See the photo below? Where was it taken, and what does it show?
We can give you two clues:
- It’s somewhere in Alviso, down at the south end of San Francisco Bay.
- It was taken in 1948.
Through a unique history crowdsourcing project called “Year of the Bay,” the California Historical Society is hoping the public will help uncover the story behind that picture –and many others.
2013 is a big year for San Francisco Bay, with the America’s Cup yacht race this summer and the new Bay Bridge scheduled to open.
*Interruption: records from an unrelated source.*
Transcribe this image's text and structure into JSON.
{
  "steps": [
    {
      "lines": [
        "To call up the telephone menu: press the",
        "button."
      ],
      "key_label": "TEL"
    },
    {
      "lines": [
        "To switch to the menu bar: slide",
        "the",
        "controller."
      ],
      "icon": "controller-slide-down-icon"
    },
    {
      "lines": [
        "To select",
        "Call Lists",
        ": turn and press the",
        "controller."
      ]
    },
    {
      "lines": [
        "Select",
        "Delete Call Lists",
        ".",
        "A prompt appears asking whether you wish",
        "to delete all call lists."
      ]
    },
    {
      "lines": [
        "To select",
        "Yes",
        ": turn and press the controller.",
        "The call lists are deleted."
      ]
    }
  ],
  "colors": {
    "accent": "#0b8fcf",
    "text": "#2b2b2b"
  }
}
To celebrate, the California Historical Society is opening a new exhibit called “Curating the Bay.” It’s part of “Year of the Bay,” a larger collaboration bringing together Stanford University and museums and archives from around the Bay Area.
The exhibit, opening Sunday, shows the transformation of San Francisco Bay through photos, maps and paintings from the historical society’s collection.
“The bay itself has been changed dramatically by people, by industry, by military, by recreation, now by restoration and rising sea levels from climate change,” said guest curator Jon Christensen. “I think by looking back at the changes that have taken place, we can also think about what it is we value today about the bay and what we want it to look like in the future.”
The evidence of San Francisco Bay’s evolution, both natural and man-made, is everywhere inside the historical society’s vaults directly underneath Mission Street.
“Here you can see the timbers for the ship,” said librarian and archivist Alison Moore, holding a photo from the 1920s that shows a crew digging up an old ship near Battery Street.
During the Gold Rush, the city grew so fast that residents created land and buildings by filling in the spaces between ships.
“Beneath the surface of San Francisco, there’s still evidence of these old ships and wharves,” Moore said.
Many of the half-million photographs in the collection hold clues to San Francisco Bay history, but include no specific information about the scenes and the people they depict.
“They’re interesting photographs, but we don’t know anything about them,” Christensen said. “So what we hope to do is get lots of people’s help in figuring out what these historical sources are and what they can tell us.”
The mystery items will be shown in the exhibit and online at YearoftheBay.org, through a partnership with Historypin and Stanford University’s Center for Spatial and Textual Analysis. The hope is that the public will help explain some of their secrets.
“We’re adding on to the great coral reef of knowledge about the past,” said Anthea Hartig, executive director of the California Historical Society. “And when you’ve been collecting off and on since 1870, there’s a lot to the coral reef. So, this project is so exciting for us because through both new technology and some old ones, we get to add on.”
Other museums and archives also will be digitizing and sharing collections online, including the Oakland Museum of California, UC Berkeley’s Bancroft Library and the San Francisco Public Library. The public can also contribute items to the Year of the Bay project, including photos, maps and letters.
The effort will test the possibilities of crowdsourcing.
“If we can make it work in these rooms of the California Historical Society,” said Nick Stanhope of Historypin, “then we’ve got a methodology that can help unearth vast quantities of knowledge from huge audiences around the world and unlock the resources of these vaults of materials and photographs and maps.”